Repeat each entry exactly. Drop every image.

== == ==

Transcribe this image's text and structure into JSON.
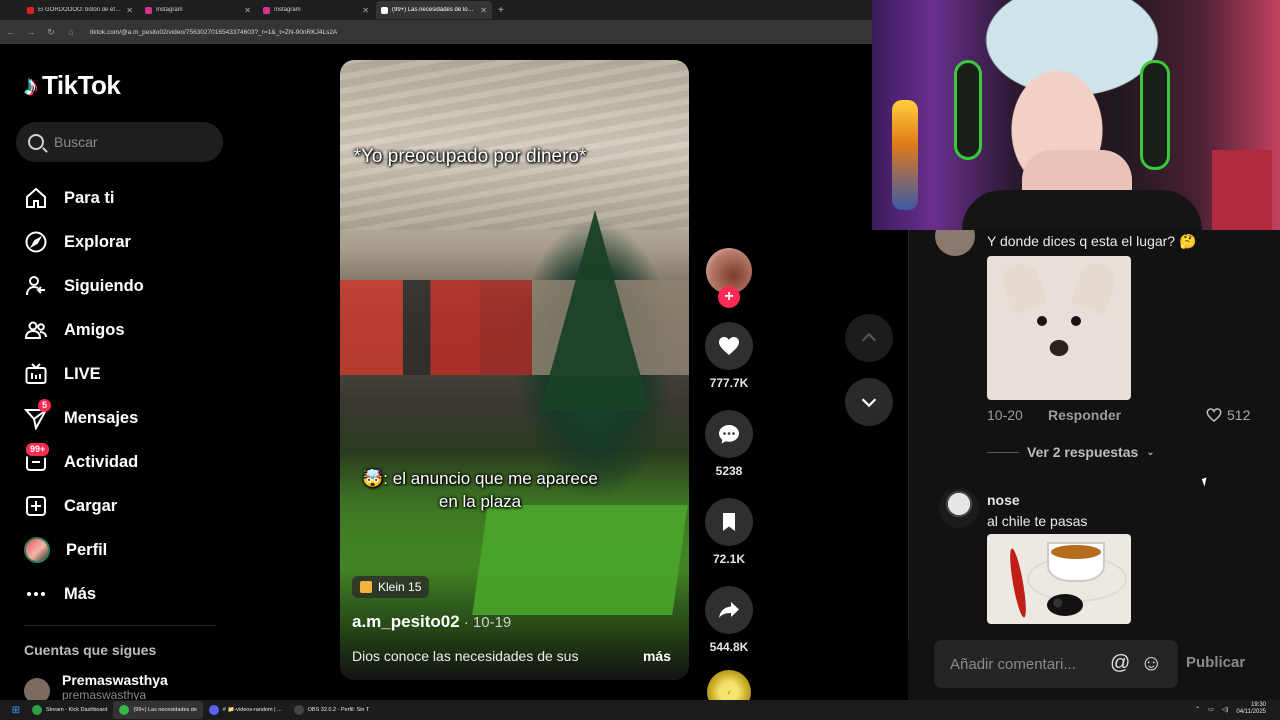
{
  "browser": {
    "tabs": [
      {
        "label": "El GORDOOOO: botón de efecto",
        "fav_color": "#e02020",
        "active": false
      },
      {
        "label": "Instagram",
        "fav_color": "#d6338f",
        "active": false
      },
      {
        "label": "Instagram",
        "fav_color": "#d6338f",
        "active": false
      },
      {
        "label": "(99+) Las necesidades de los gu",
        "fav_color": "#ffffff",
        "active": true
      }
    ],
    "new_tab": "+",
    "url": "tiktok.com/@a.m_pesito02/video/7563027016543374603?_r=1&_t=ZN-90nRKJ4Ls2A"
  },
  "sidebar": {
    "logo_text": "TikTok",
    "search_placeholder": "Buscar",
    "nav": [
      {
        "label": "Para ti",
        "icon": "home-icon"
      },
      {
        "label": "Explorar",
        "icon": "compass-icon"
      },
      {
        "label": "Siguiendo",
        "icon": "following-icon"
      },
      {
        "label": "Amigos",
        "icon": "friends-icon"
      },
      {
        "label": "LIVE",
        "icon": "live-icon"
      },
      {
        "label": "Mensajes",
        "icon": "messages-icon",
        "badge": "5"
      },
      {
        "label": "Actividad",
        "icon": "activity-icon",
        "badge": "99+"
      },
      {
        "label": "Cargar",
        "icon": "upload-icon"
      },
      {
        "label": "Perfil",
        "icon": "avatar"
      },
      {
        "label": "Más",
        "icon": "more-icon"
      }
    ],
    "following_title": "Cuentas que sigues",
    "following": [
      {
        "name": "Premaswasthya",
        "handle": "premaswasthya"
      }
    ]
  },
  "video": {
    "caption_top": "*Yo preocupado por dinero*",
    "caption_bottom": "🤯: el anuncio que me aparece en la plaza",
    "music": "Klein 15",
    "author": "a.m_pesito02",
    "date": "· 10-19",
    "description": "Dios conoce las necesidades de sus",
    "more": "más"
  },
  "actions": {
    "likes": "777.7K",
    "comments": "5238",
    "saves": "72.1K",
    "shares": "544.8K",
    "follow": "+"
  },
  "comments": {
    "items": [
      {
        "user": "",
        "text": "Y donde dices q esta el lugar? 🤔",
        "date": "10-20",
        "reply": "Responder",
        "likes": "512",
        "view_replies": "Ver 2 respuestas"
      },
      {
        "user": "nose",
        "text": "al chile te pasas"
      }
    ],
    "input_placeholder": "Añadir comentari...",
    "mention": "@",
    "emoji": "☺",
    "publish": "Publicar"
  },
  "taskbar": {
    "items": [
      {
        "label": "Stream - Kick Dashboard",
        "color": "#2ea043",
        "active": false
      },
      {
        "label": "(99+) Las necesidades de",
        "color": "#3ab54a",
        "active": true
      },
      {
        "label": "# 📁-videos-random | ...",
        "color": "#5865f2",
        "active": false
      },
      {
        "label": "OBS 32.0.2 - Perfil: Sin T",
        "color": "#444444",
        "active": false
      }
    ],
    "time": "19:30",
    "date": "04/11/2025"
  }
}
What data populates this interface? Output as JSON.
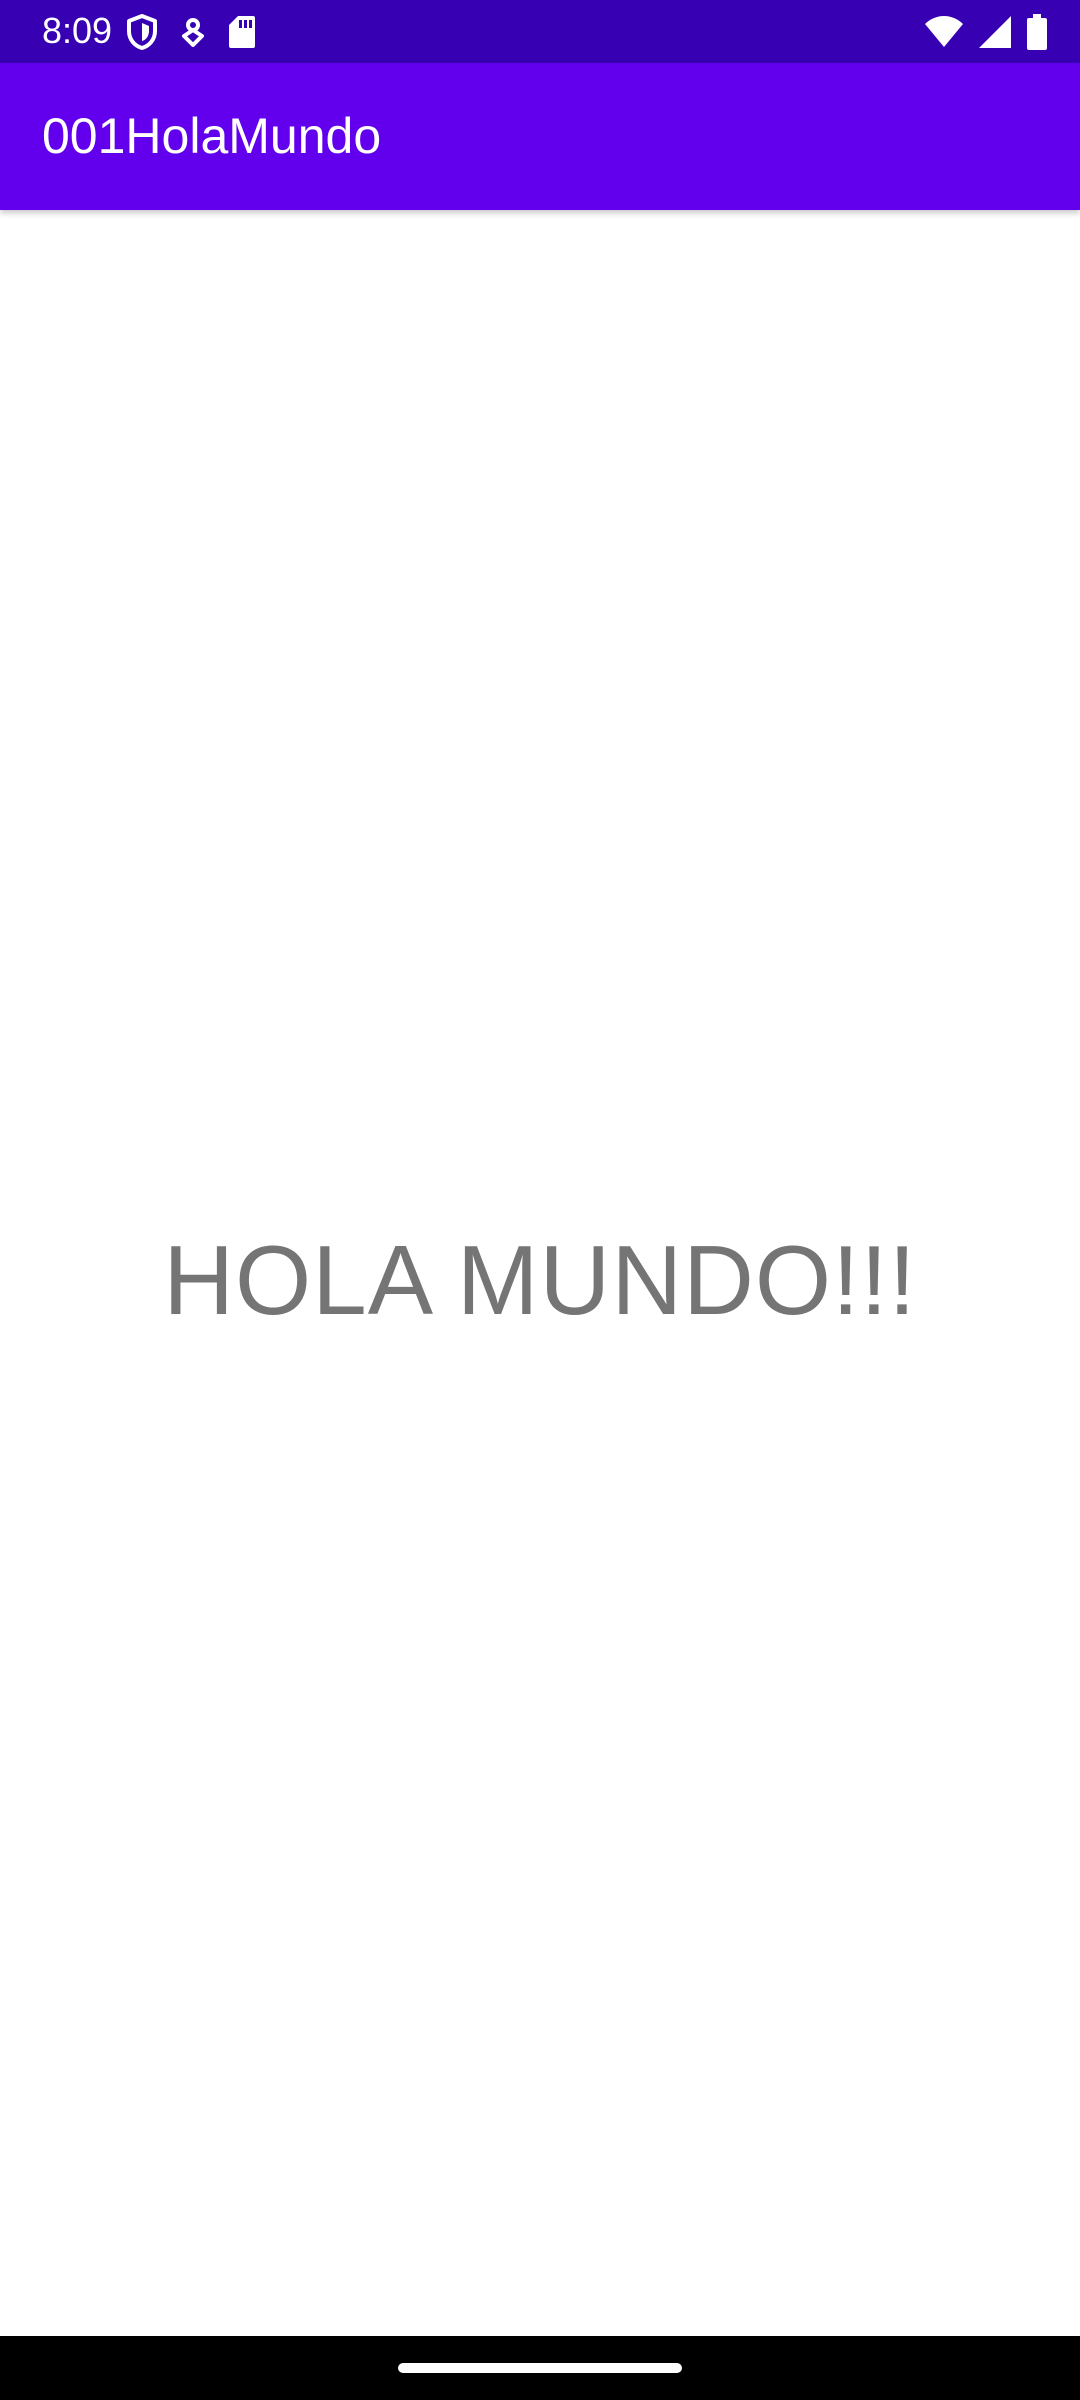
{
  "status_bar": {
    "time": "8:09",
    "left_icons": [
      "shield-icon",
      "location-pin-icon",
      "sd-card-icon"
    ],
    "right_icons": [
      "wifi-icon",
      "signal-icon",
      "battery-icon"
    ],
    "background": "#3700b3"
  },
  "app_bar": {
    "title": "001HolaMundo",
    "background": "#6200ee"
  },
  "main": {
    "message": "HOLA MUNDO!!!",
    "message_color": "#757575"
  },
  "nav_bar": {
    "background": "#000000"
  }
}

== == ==

▸ **OUTPUT FOR THIS EXERCISE**:
Transcribe this image's text and structure into JSON.
{
  "browser": {
    "tabs": [
      {
        "label": "El GORDOOOO: botón de efecto",
        "fav_color": "#e02020",
        "active": false
      },
      {
        "label": "Instagram",
        "fav_color": "#d6338f",
        "active": false
      },
      {
        "label": "Instagram",
        "fav_color": "#d6338f",
        "active": false
      },
      {
        "label": "(99+) Las necesidades de los gu",
        "fav_color": "#ffffff",
        "active": true
      }
    ],
    "new_tab": "+",
    "url": "tiktok.com/@a.m_pesito02/video/7563027016543374603?_r=1&_t=ZN-90nRKJ4Ls2A"
  },
  "sidebar": {
    "logo_text": "TikTok",
    "search_placeholder": "Buscar",
    "nav": [
      {
        "label": "Para ti",
        "icon": "home-icon"
      },
      {
        "label": "Explorar",
        "icon": "compass-icon"
      },
      {
        "label": "Siguiendo",
        "icon": "following-icon"
      },
      {
        "label": "Amigos",
        "icon": "friends-icon"
      },
      {
        "label": "LIVE",
        "icon": "live-icon"
      },
      {
        "label": "Mensajes",
        "icon": "messages-icon",
        "badge": "5"
      },
      {
        "label": "Actividad",
        "icon": "activity-icon",
        "badge": "99+"
      },
      {
        "label": "Cargar",
        "icon": "upload-icon"
      },
      {
        "label": "Perfil",
        "icon": "avatar"
      },
      {
        "label": "Más",
        "icon": "more-icon"
      }
    ],
    "following_title": "Cuentas que sigues",
    "following": [
      {
        "name": "Premaswasthya",
        "handle": "premaswasthya"
      }
    ]
  },
  "video": {
    "caption_top": "*Yo preocupado por dinero*",
    "caption_bottom": "🤯: el anuncio que me aparece en la plaza",
    "music": "Klein 15",
    "author": "a.m_pesito02",
    "date": "· 10-19",
    "description": "Dios conoce las necesidades de sus",
    "more": "más"
  },
  "actions": {
    "likes": "777.7K",
    "comments": "5238",
    "saves": "72.1K",
    "shares": "544.8K",
    "follow": "+"
  },
  "comments": {
    "items": [
      {
        "user": "",
        "text": "Y donde dices q esta el lugar? 🤔",
        "date": "10-20",
        "reply": "Responder",
        "likes": "512",
        "view_replies": "Ver 2 respuestas"
      },
      {
        "user": "nose",
        "text": "al chile te pasas"
      }
    ],
    "input_placeholder": "Añadir comentari...",
    "mention": "@",
    "emoji": "☺",
    "publish": "Publicar"
  },
  "taskbar": {
    "items": [
      {
        "label": "Stream - Kick Dashboard",
        "color": "#2ea043",
        "active": false
      },
      {
        "label": "(99+) Las necesidades de",
        "color": "#3ab54a",
        "active": true
      },
      {
        "label": "# 📁-videos-random | ...",
        "color": "#5865f2",
        "active": false
      },
      {
        "label": "OBS 32.0.2 - Perfil: Sin T",
        "color": "#444444",
        "active": false
      }
    ],
    "time": "19:30",
    "date": "04/11/2025"
  }
}
What data populates this interface? Output as JSON.
{
  "status_bar": {
    "time": "8:09",
    "left_icons": [
      "shield-icon",
      "location-pin-icon",
      "sd-card-icon"
    ],
    "right_icons": [
      "wifi-icon",
      "signal-icon",
      "battery-icon"
    ],
    "background": "#3700b3"
  },
  "app_bar": {
    "title": "001HolaMundo",
    "background": "#6200ee"
  },
  "main": {
    "message": "HOLA MUNDO!!!",
    "message_color": "#757575"
  },
  "nav_bar": {
    "background": "#000000"
  }
}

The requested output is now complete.